How Can I Help Myself?
There are several ways to combat alcohol misuse. Your GP's surgery may have details of group therapy sessions. Your local Citizens Advice Bureau will help you find a local branch of Alcoholics Anonymous. As a first step, you could try working through a self-help course. There are well-established principles, coping strategies and maintenance skills that have found clinical success in the treatment of alcohol-related problems. However, tackling such problems may not be easy, and will require time and patience, and the support of your friends, partners and families where possible.
Drug addiction is a chronic, relapsing disease, but there are many methods of treatment to improve the drug user’s ability to function, which may involve abstinence from using the drug, or minimise use to safe levels. Treatments vary widely dependant on the type of drug addiction, how long it has been going for, and individual needs of the user. Psychological therapies are an effective method, often alongside residential programmes, long-term support groups and sometimes medication.
Cognitive behavioural therapy (CBT) offers techniques which have been proven to be effective for stopping smoking, by teaching you how to ‘re-program’ your mind to not want to smoke. You will no longer have to rely on willpower alone to give up smoking. By becoming aware of your smoking triggers and dealing with the thoughts and behaviours that lead you to smoke automatically, you will gradually find your cravings dissipate and eventually disappear altogether. With advice for relapse management, CBT is an effective tool for ensuring you not only give up but remain a non-smoker forever.
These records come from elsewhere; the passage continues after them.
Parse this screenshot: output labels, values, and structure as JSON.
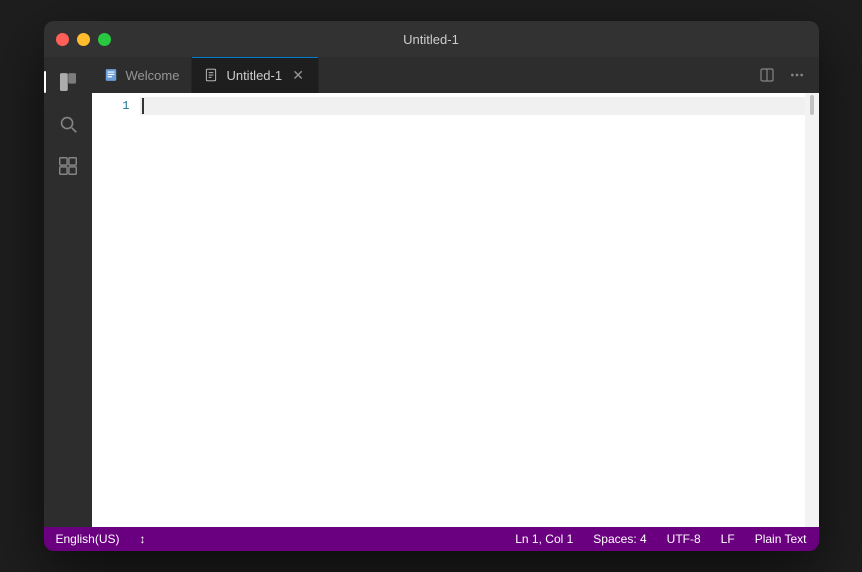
{
  "window": {
    "title": "Untitled-1"
  },
  "titlebar": {
    "close_label": "",
    "minimize_label": "",
    "maximize_label": ""
  },
  "activity_bar": {
    "icons": [
      {
        "name": "explorer-icon",
        "symbol": "📄",
        "active": true
      },
      {
        "name": "search-icon",
        "symbol": "🔍",
        "active": false
      },
      {
        "name": "extensions-icon",
        "symbol": "⊞",
        "active": false
      }
    ]
  },
  "tabs": [
    {
      "id": "welcome",
      "label": "Welcome",
      "icon": "📋",
      "active": false,
      "closable": false
    },
    {
      "id": "untitled-1",
      "label": "Untitled-1",
      "icon": "📝",
      "active": true,
      "closable": true
    }
  ],
  "tab_bar_actions": {
    "split_editor": "⊟",
    "more_actions": "···"
  },
  "editor": {
    "line_numbers": [
      "1"
    ],
    "content": ""
  },
  "status_bar": {
    "language": "English(US)",
    "sync_icon": "↕",
    "position": "Ln 1, Col 1",
    "spaces": "Spaces: 4",
    "encoding": "UTF-8",
    "line_ending": "LF",
    "language_mode": "Plain Text"
  }
}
Cognitive behavioural therapy techniques are also now used all over the world to help with gambling addiction. They can help you to understand how your own gambling problem has developed and what risk factors are keeping it going; also, crucially, how to develop the motivation to stop and control any future urges to gamble again.